Adanac School - SD #2210. This school was built in 1950. Our OFFICE is located within plus our one-room school display.
Adanac Church - St Thomas Anglican Church was built in 1908.
Blacksmith-s Shop- A granary now used to repair machinery/displays.
Centennial Pole Shed- Built in 2005-06 to display machinery.
CPR Station- Built in 1909 and located 2 miles north of Unity.
Eastbank School - SD#3525. Built in 1915 on SW 29-41-23-W3.
Harness Shop - Built by George German, houses shoe and harness artifacts.
Horsman House - Farm house built in 1911 by David Horsman, 1906 pioneer.
Millennium Time Capsule - Built by Masons/ metal fabrication by Hutterites in 2000, to be opened in 2050.
Pete Craig Stone House - Built between 1906 & 1914, dismantled and rebuilt by Jake and Yvonne Nickel. Clay oven built in 2000.
Robertson House - Originally located at 201-4th Ave W, built in 1912.
Rosemary School Barn - Built in 1919 on NE-3-40-23, used for storage.
Soddie - Built in 2006 by Zunti family, replica of Zunti soddie.
Swarthmore United Church - Built in 1926 by Society of Friends, Methodists and Presbyterians.

Human History
Agriculture
Costumes and Accessories
Furniture or Furnishings
Household Objects or Domestic Technology
Maps, Charts, Plans or Blueprints
Medical History and Technology
Memorabilia
Military History and Technology
Musical Instruments
Sports Equipment
Local History

Research Services
Conservation or Restoration

Visitor Services
Guided Tours :
English
Meeting Room Rental

Parking Facilities
Free

Special Needs Facilities
Parking
Washrooms
Wheelchair access

Volunteer Services
Volunteer Services Available
Volunteer Training Offered
Number of volunteers: 32

Food Services
Picnic Area
Reception Facilities

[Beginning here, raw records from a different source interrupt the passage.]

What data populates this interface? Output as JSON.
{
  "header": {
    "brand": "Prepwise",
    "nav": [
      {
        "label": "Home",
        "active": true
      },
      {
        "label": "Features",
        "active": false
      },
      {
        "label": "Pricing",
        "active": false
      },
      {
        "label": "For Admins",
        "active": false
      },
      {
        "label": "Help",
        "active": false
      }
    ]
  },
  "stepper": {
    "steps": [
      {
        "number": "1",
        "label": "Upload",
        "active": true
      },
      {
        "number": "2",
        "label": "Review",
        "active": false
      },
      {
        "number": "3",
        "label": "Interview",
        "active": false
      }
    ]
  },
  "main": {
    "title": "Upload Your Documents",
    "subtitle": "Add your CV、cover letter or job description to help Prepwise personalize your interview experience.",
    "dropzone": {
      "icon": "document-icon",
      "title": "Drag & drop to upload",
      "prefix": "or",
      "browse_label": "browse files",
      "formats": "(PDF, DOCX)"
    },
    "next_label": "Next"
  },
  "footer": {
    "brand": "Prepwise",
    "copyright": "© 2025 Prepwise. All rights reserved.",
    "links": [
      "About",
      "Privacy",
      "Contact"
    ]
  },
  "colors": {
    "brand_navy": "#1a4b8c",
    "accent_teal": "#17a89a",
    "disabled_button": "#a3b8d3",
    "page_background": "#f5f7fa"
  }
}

Hours & Admission
Open Mid-May to October 2-5 p.m. 7 days a week

Adanac Hall Rental
All day Hall & Kitchen- $125
All day Hall only- $100
Part Day Hall- $60
Less than 3 hours Hall- $35
Church- $50

Address
Unity & District Heritage Museum
Unity Regional Park
(located in north end of the park on north side of 7th Avenue East), Unity, Saskatchewan
S0K 4L0
Telephone: 1-306-228-4464
Fax: 1-306-228-2149

CLICK HERE to visit a page of Historical Unity Photos

A Brief History of the Town of Unity

Settlement of the area began in 1904 and Unity began to develop with the arrival of the Grand Trunk Pacific Railway in 1908. By the early 1920s, Unity-s population was over 600 and growing. The community experienced somewhat of a decline during the 1930s, but subsequently recovered, particularly after World War II. Much of the community-s return to prosperity and future growth was due to oilfield exploration. After natural gas was discovered near Unity, local furnaces and coal stoves were converted to burn the gas and, in 1944, Unity became one of only three communities in Saskatchewan with their own domestic natural gas system, prior to SaskPower being given the authority in the 1950s to establish the provincial utility. Drilling for oil in the Unity area also revealed a substantial deposit of sodium chloride (common salt) laid down when much of Saskatchewan was covered by inland seas. In the late 1940s, a salt mine was developed and, today, the mine, operated by Sifto Canada, is the community-s largest employer with 60 employees. Further, exploratory drilling also revealed extensive deposits of potash, and the first attempt at potash mining in Saskatchewan, indeed, in Canada, was made near Unity in the early 1950s. The industrial activity in the area, combined with modified and more successful agricultural practices after the dry years of the 1930s, caused the town-s population to skyrocket. The community-s numbers rose from 682 in 1941, to 1,248 in 1951, and, between 1955 to 1965, approximately 100 new homes were built in the town. By 1966, the population was 2,154.